In this case, Lotton claims that the alleged unlawful conduct occurred from 1967 to 1979. [R. 1, Page ID# 3] Thus, according to Lotton, the last date on which any violation occurred was in 1979, more than thirty-five (35) years ago. To satisfy Kentucky's one-year statute of limitations applicable to § 1983 actions, absent any equitable tolling considerations, Lotton should have filed this complaint, at the latest, by December 31, 1980. Because he did not file suit until August 1, 2014, his claims are barred by the statute of limitations.

II

In conclusion, the named defendants in Indiana and Ohio must be dismissed because this Court has no in personam jurisdiction over them. As to the Kentucky defendants, they too, must be dismissed because (1) Lotton has failed to state a claim against them for which relief can be granted, (2) Kentucky county governments, being an arm of the state, enjoy sovereign immunity, and (3) Lotton's claims are time-barred.

Accordingly, IT IS HEREBY ORDERED that:

1. Lotton's claims against Dearborn, Ohio, Switzerland, and Ripley county governments in Indiana, and Hamilton County government in Ohio are DISMISSED for lack of in personam jurisdiction over them.
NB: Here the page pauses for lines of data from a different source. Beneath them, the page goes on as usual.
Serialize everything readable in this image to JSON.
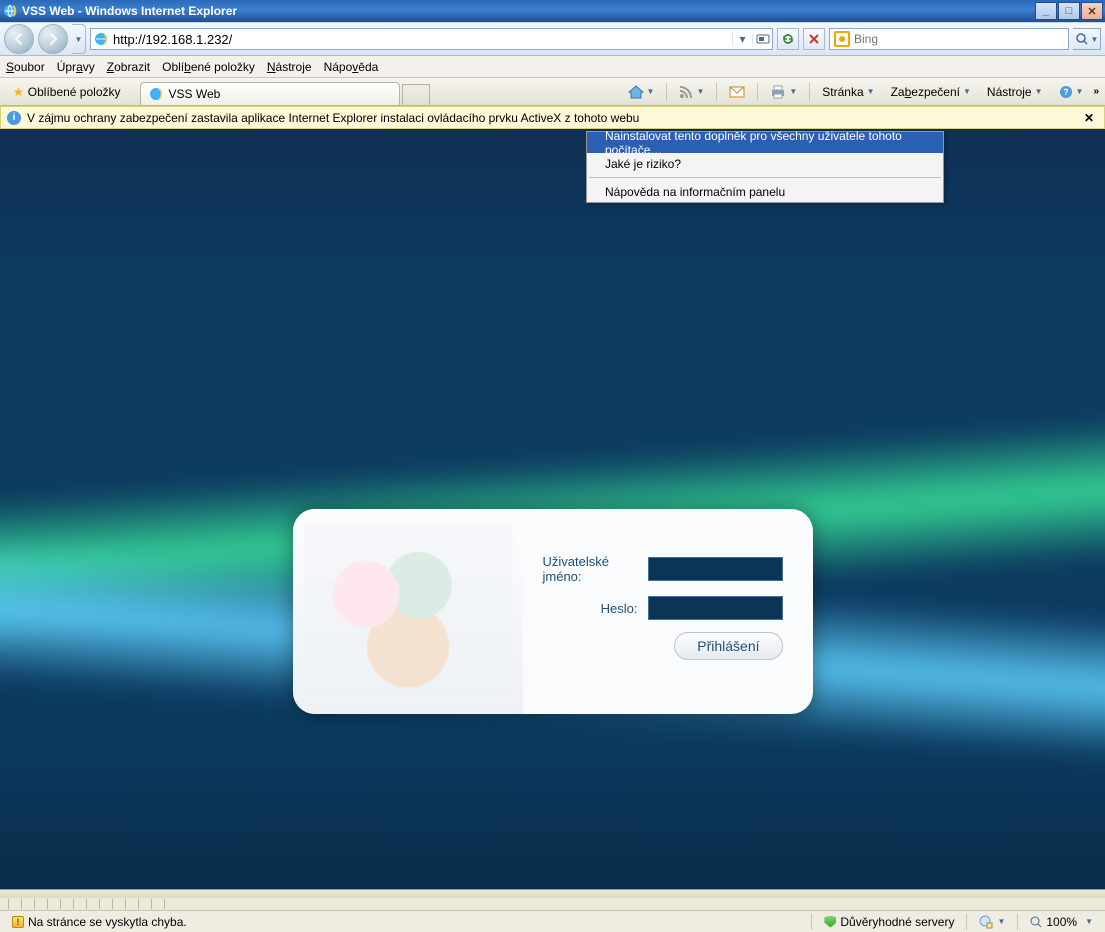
{
  "titlebar": {
    "title": "VSS Web - Windows Internet Explorer"
  },
  "address": {
    "url": "http://192.168.1.232/"
  },
  "search": {
    "engine": "Bing",
    "placeholder": "Bing"
  },
  "menubar": {
    "soubor": "Soubor",
    "upravy": "Úpravy",
    "zobrazit": "Zobrazit",
    "oblibene": "Oblíbené položky",
    "nastroje": "Nástroje",
    "napoveda": "Nápověda"
  },
  "favbar": {
    "oblibene_btn": "Oblíbené položky",
    "tab_title": "VSS Web"
  },
  "cmdbar": {
    "stranka": "Stránka",
    "zabezpeceni": "Zabezpečení",
    "nastroje": "Nástroje"
  },
  "infobar": {
    "text": "V zájmu ochrany zabezpečení zastavila aplikace Internet Explorer instalaci ovládacího prvku ActiveX z tohoto webu"
  },
  "ctx": {
    "install": "Nainstalovat tento doplněk pro všechny uživatele tohoto počítače…",
    "risk": "Jaké je riziko?",
    "help": "Nápověda na informačním panelu"
  },
  "login": {
    "user_label": "Uživatelské jméno:",
    "pass_label": "Heslo:",
    "submit": "Přihlášení",
    "username": "",
    "password": ""
  },
  "status": {
    "error": "Na stránce se vyskytla chyba.",
    "zone": "Důvěryhodné servery",
    "zoom": "100%"
  },
  "colors": {
    "page_bg": "#0d3b60",
    "accent": "#2b5fb4"
  }
}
2. Lotton's claims against Boone, Kenton, Gallatin, and Hardin county governments in Kentucky are DISMISSED because (1) Lotton has failed to state a claim against them for which relief can be granted, pursuant to Fed.R.Civ.P. 12(b)(6), (2) the Kentucky county governments are protected from suit due to sovereign immunity, and (3) Lotton's claims are time-barred.

3. All claims being resolved, this case is DISMISSED and STRICKEN from the docket.

4. The Court will enter an appropriate Judgment.


Buy This Entire Record For $7.95

Official citation and/or docket number and footnotes (if any) for this case available with purchase.

Learn more about what you receive with purchase of this case.